I asked for another minus the apple juice, though he accidentally served me another one with apple juice, and then realized I had asked for it without. He insisted on bringing me a new one, and rather than having him take away the current one, I quickly downed it too. After all, I wouldn’t want to be wasteful. And then another one. And another one.
Next thing I knew we were four hours out of Chicago. Woohoo!
At that point I checked out the snack cart set up by the forward left door, which had the same delicious chocolate bars as my previous LOT flight and in the lounge.
I spent a couple of hours getting caught up on my trip report, and before I knew it supper was being served. The menu read as follows:
The supper was a single tray affair, with ham, “seasonal” vegetables, dumplings, and a couple of Lindt truffles. The dumplings were actually really good, while the rest of the food tasted dry and bland.
To finish off the meal a small bowl of fruit was served.
As we began our descent into Chicago one of the flight attendants came around distributing packaged cards, each consisting of four “prints.” Definitely a nice touch, though most of the other passengers seemed unimpressed and handed the cards right back to the flight attendant without even looking at them.
“Thank you” gift
We landed in Chicago about 30 minutes behind schedule and after about a 15 minute taxi made it to the international terminal. I cleared immigration in a matter of minutes thanks to Global Entry, and with that my 90,000 mile US Airways award came to an end.
Look, the LOT flight was a bit underwhelming, though at the same time exactly what I would have expected if I had booked one of their 767s. The hard product is horrible and the food wasn’t very good, though the service was friendly. I’d love to give LOT another shot when they have their new 787s with what looks to be a very good fully flat business class product.
How you can use miles/points for LOT Business Class
I suspect not many of you are looking to redeem miles on a LOT 767 anytime soon, though once their 787s are back in service I think they’ll be an attractive option. The two best ways to redeem for LOT business class are through United and US Airways. LOT’s long haul destinations include Beijing, Chicago, New York, and Toronto.
One of the best programs through which to book is United.

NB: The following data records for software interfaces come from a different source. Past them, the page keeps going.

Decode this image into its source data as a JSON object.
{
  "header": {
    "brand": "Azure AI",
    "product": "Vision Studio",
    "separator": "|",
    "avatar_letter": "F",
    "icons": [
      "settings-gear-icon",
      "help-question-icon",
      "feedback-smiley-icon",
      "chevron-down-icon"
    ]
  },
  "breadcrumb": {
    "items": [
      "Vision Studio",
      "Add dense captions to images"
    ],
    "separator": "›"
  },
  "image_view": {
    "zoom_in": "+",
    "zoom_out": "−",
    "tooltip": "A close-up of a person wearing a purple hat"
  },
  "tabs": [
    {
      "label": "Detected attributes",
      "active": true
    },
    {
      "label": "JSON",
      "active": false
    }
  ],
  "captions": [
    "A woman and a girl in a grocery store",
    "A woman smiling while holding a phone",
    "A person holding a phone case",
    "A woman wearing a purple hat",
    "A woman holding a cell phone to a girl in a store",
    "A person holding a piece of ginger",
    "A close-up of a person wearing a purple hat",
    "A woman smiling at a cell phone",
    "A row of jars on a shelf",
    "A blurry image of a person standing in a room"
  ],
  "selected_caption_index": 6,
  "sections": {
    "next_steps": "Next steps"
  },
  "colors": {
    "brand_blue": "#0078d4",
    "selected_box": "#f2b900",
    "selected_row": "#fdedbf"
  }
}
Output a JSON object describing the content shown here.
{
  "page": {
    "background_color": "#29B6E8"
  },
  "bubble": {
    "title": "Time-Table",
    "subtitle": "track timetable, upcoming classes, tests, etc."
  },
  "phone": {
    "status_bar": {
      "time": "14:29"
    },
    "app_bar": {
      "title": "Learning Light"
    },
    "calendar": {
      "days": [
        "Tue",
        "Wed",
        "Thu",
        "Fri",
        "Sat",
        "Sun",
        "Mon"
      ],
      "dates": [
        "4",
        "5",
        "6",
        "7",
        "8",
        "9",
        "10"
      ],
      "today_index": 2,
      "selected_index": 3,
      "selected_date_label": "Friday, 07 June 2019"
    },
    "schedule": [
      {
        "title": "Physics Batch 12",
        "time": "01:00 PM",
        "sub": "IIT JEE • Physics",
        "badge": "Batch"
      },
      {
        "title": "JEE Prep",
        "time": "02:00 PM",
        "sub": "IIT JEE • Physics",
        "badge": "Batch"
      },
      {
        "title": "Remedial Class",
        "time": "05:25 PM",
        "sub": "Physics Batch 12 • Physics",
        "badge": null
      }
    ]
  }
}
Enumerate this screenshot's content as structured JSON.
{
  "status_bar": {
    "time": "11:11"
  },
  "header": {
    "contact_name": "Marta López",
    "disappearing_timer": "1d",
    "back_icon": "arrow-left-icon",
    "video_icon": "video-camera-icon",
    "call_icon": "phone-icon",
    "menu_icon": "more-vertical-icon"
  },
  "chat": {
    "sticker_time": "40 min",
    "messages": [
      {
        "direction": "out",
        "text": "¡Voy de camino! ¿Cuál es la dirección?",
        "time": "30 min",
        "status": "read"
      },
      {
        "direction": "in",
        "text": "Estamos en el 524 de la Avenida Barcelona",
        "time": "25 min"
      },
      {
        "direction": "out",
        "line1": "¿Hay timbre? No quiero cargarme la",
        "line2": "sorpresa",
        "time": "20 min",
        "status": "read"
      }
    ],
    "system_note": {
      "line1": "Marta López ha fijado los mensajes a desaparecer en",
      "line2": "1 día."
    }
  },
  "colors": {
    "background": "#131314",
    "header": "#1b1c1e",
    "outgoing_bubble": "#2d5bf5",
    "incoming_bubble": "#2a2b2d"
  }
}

You can book LOT business class roundtrip between the US and Europe starting at 140,000 United miles, or 154,000 miles if you continue onwards to another LOT destination in Europe. You’re allowed a stopover and an open jaw, so you could stop in Warsaw while en route to any of those destinations if you wanted to. The best way to rack up United miles is through Ultimate Rewards, which is their 1:1 transfer partner.